** Supplied entries follows **

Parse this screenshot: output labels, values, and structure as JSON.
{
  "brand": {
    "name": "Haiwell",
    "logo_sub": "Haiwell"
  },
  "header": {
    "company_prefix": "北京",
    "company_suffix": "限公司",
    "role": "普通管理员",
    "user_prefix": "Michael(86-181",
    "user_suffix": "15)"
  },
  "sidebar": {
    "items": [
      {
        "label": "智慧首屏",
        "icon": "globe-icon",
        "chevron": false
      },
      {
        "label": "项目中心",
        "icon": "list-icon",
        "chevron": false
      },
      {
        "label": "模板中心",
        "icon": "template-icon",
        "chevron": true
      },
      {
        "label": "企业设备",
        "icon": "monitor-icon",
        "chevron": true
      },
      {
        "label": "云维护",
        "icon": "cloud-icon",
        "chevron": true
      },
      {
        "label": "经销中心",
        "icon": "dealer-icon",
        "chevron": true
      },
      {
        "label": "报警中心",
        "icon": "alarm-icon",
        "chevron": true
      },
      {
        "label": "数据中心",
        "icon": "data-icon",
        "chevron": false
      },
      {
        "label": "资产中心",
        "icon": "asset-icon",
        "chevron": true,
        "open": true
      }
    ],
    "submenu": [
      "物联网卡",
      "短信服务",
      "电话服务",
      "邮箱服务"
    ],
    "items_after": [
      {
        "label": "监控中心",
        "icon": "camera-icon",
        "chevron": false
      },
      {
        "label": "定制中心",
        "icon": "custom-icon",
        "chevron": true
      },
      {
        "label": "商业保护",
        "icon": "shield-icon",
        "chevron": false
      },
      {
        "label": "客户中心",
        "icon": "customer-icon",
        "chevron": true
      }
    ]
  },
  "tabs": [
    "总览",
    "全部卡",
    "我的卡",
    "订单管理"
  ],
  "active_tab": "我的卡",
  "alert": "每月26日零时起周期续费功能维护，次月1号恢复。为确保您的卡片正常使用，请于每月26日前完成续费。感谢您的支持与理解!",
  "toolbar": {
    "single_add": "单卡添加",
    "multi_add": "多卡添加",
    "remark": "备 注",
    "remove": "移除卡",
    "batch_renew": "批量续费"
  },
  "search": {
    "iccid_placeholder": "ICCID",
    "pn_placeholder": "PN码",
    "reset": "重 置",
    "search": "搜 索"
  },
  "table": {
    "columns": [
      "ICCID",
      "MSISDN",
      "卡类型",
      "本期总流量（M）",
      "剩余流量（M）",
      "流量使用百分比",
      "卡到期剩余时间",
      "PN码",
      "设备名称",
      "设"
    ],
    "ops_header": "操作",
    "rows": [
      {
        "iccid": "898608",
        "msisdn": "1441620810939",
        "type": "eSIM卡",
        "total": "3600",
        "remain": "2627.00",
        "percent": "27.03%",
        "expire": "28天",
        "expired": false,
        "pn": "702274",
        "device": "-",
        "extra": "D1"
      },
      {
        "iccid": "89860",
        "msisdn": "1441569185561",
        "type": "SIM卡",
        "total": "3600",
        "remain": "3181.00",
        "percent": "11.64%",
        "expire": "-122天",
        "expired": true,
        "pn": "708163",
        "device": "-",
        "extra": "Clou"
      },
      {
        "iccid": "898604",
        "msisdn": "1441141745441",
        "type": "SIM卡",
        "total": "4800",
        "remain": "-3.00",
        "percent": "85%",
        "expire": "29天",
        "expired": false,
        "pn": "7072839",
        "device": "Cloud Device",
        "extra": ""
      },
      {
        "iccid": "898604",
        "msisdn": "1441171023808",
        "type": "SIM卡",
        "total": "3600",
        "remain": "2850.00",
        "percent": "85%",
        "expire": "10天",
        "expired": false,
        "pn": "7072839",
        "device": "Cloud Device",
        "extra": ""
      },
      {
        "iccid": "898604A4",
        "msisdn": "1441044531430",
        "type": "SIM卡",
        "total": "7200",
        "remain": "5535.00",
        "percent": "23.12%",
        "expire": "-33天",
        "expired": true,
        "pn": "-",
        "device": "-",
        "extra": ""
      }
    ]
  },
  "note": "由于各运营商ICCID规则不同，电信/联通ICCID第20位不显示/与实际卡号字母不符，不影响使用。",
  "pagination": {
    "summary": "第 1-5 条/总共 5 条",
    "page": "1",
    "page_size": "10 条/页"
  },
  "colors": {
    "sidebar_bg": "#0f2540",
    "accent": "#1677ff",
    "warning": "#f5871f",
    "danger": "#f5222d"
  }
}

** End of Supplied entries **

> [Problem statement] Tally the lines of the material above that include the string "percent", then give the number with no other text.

> [Your response] 5